[Opening EXERCISE MATERIAL section]

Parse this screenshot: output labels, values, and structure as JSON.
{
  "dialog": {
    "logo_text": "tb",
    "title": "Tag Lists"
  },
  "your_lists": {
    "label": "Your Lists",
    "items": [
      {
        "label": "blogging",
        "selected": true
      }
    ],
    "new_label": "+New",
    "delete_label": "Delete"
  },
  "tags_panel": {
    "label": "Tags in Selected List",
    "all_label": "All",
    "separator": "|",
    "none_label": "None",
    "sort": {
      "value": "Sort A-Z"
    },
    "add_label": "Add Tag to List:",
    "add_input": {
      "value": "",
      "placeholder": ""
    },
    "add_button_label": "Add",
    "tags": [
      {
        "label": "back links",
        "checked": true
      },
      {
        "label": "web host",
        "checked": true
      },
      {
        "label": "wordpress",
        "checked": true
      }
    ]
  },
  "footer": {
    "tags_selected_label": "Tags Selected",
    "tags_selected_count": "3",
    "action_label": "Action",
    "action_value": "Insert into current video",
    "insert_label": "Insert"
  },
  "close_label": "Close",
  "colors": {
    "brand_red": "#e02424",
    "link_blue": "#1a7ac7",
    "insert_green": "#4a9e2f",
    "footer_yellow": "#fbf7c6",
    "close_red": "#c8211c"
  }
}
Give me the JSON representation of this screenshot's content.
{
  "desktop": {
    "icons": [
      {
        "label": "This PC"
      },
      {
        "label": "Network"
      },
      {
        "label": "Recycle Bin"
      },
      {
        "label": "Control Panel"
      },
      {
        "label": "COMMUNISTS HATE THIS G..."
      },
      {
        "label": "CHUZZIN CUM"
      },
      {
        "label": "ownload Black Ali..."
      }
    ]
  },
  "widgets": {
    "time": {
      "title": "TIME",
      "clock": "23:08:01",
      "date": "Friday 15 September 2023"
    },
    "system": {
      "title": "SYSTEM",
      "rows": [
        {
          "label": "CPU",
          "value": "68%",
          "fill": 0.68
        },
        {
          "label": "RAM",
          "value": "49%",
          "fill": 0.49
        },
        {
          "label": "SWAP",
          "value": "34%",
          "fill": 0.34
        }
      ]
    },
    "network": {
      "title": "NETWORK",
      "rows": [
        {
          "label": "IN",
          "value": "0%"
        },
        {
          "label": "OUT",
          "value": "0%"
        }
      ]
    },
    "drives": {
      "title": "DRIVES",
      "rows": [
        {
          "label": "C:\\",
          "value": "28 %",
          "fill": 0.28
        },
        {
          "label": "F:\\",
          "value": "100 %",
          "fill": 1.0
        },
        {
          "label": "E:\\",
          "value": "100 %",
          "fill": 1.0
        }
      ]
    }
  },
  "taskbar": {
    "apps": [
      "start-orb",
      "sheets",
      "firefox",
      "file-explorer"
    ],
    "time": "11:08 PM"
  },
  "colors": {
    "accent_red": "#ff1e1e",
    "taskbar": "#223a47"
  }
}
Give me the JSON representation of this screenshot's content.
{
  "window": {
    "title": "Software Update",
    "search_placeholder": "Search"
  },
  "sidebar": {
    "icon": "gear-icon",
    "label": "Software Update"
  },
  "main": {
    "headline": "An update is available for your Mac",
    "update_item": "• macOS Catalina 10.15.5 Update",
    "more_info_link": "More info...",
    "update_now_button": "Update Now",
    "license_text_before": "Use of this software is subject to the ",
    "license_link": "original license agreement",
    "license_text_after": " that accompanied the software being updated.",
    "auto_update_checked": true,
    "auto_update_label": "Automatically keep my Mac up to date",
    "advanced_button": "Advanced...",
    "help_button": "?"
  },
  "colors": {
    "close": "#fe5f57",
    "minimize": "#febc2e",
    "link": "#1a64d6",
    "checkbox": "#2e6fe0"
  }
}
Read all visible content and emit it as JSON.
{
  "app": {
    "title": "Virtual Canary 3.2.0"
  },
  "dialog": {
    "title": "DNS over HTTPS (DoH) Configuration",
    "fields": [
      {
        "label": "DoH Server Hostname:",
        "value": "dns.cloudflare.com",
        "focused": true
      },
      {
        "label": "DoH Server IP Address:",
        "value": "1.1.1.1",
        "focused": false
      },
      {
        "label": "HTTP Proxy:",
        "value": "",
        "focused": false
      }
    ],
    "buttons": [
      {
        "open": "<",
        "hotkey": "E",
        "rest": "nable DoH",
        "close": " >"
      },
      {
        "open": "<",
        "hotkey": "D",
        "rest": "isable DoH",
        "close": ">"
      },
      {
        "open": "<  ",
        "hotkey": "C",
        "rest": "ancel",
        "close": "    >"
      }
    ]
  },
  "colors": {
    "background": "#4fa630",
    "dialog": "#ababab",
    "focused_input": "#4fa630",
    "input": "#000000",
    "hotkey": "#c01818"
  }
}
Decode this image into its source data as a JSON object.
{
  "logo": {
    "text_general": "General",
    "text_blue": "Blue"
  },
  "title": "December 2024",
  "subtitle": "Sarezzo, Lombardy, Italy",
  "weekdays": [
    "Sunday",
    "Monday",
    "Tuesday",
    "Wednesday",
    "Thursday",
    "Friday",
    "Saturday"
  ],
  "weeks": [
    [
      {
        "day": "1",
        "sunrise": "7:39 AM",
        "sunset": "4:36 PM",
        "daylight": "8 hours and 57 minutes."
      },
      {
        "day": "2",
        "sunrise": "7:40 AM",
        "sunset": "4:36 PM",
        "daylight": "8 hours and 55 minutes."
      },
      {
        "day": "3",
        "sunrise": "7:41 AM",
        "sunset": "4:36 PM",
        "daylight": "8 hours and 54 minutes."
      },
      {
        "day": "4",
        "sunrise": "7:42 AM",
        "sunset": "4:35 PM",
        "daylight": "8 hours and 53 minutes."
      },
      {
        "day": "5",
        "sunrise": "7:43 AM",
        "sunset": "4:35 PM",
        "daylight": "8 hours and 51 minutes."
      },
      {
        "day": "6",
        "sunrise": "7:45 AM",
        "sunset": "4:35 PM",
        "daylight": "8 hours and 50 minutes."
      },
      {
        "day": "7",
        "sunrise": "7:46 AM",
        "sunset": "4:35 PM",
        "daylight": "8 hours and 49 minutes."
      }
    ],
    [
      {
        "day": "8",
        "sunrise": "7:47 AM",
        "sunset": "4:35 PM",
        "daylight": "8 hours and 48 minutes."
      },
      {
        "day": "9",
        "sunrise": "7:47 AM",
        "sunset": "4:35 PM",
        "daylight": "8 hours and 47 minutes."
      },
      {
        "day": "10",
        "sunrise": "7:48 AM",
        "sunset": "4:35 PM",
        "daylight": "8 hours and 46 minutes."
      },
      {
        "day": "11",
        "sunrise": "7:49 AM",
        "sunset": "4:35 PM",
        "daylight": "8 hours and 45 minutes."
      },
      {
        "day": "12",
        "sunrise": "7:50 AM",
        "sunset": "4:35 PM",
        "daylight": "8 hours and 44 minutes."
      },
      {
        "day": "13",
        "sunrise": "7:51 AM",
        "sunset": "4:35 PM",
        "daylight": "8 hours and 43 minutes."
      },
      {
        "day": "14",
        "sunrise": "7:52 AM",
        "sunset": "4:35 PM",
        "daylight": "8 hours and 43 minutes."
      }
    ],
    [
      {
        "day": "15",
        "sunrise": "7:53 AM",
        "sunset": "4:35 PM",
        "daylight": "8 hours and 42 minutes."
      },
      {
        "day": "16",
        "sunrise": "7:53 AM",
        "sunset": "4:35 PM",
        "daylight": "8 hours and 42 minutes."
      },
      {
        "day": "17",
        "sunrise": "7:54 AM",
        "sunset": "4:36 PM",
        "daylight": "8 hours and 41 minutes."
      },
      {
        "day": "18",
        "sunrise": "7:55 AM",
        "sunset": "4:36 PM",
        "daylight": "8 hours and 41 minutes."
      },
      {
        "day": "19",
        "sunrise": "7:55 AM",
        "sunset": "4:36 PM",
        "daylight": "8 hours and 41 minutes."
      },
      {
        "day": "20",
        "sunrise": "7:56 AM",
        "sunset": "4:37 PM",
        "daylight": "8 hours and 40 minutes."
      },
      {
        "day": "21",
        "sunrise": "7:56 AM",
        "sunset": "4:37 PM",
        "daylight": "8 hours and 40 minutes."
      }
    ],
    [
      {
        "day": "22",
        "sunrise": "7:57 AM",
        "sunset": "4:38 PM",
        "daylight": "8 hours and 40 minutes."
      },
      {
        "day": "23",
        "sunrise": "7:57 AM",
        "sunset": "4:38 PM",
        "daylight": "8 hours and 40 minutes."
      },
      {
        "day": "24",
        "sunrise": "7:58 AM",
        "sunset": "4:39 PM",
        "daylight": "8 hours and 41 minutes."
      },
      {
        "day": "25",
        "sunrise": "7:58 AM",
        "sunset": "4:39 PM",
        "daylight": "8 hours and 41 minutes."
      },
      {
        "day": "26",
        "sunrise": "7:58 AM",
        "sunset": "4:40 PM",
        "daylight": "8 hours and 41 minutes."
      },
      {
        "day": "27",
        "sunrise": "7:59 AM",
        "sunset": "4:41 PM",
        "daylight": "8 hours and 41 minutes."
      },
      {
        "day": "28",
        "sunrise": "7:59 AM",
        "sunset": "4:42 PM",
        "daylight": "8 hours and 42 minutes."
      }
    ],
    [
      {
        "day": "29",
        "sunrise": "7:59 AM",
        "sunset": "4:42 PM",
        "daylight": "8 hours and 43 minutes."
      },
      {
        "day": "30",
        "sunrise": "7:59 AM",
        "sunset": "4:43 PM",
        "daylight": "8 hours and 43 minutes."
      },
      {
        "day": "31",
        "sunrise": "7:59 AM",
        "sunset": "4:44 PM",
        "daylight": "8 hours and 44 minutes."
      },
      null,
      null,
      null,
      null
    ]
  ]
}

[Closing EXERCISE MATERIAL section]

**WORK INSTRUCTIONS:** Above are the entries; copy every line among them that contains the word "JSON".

**ANSWER TO THE PROBLEM:**
Parse this screenshot: output labels, values, and structure as JSON.
Give me the JSON representation of this screenshot's content.
Give me the JSON representation of this screenshot's content.
Read all visible content and emit it as JSON.
Decode this image into its source data as a JSON object.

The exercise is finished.